- There are a lot of image filters out there, but only a few that you’ll probably use, so beware of getting bogged down in that tech swamp.
- Promote yourself in all forms of online media, particularly the social venues where you’ll connect with others to build both relation-ships and the numbers necessary to attract potential sponsors and underwriters. A high-visibility presence can also drive people to your website. In some cases, it might be the only way they’ll locate it.
- Whatever else you do, keep it going. Post often and follow others with likes and comments. Use hashtags (#) for ID and search purposes.
- Pay attention to numbers and note which of your photos attracts the greatest interest –your viewership may surprise you and help define your look and ultimately orchestrate your success.
- It’s not just the image, learn to write too. You can take more time than a tweet, especially if you have something to say and an interesting way to say it. Maybe your strength is news reporting, poetic imagery or humor. Words and pictures together compliment, expand, and add nuance and depth to your story. If you’ve a particular area of interest, make that your specialty and can become regarded as an expert in the field.
Bloggers are being noticed and supported by all aspects of the travel industry. They’re being offered agency representation, invited on trips, and being given money for product placement. The rules that applied to journalism, if not being ignored, are being outrun.

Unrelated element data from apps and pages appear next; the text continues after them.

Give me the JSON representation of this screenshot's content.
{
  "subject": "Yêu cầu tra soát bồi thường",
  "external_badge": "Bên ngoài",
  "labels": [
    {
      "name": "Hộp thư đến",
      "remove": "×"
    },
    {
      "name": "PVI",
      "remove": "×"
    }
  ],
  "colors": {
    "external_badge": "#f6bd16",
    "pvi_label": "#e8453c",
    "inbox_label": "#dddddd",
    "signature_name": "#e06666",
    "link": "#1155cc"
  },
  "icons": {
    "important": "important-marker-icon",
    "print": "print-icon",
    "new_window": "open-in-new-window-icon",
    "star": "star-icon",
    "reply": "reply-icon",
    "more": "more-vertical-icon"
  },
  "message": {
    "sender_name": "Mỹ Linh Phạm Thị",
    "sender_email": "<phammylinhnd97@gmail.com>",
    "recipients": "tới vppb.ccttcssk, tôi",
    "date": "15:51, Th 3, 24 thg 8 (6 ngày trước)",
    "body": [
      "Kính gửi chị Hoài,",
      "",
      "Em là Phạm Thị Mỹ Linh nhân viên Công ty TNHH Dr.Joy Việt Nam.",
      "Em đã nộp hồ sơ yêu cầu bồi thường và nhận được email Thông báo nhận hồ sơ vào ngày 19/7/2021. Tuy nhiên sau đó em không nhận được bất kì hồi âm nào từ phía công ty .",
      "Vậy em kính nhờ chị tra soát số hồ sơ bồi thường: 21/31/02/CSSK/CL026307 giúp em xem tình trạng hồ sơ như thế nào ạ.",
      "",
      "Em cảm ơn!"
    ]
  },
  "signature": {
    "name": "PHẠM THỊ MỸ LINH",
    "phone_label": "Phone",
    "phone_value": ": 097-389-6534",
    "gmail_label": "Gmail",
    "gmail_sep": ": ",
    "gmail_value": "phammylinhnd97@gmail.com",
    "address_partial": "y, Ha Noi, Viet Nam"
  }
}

I am not suggesting that you succumb to temptation, I’m merely seeking to make you aware. The tools are accessible and affordable. The travel communications field is as vast and vague as cyberspace. It’s the Wild West with nobody shooting back.
So have fun.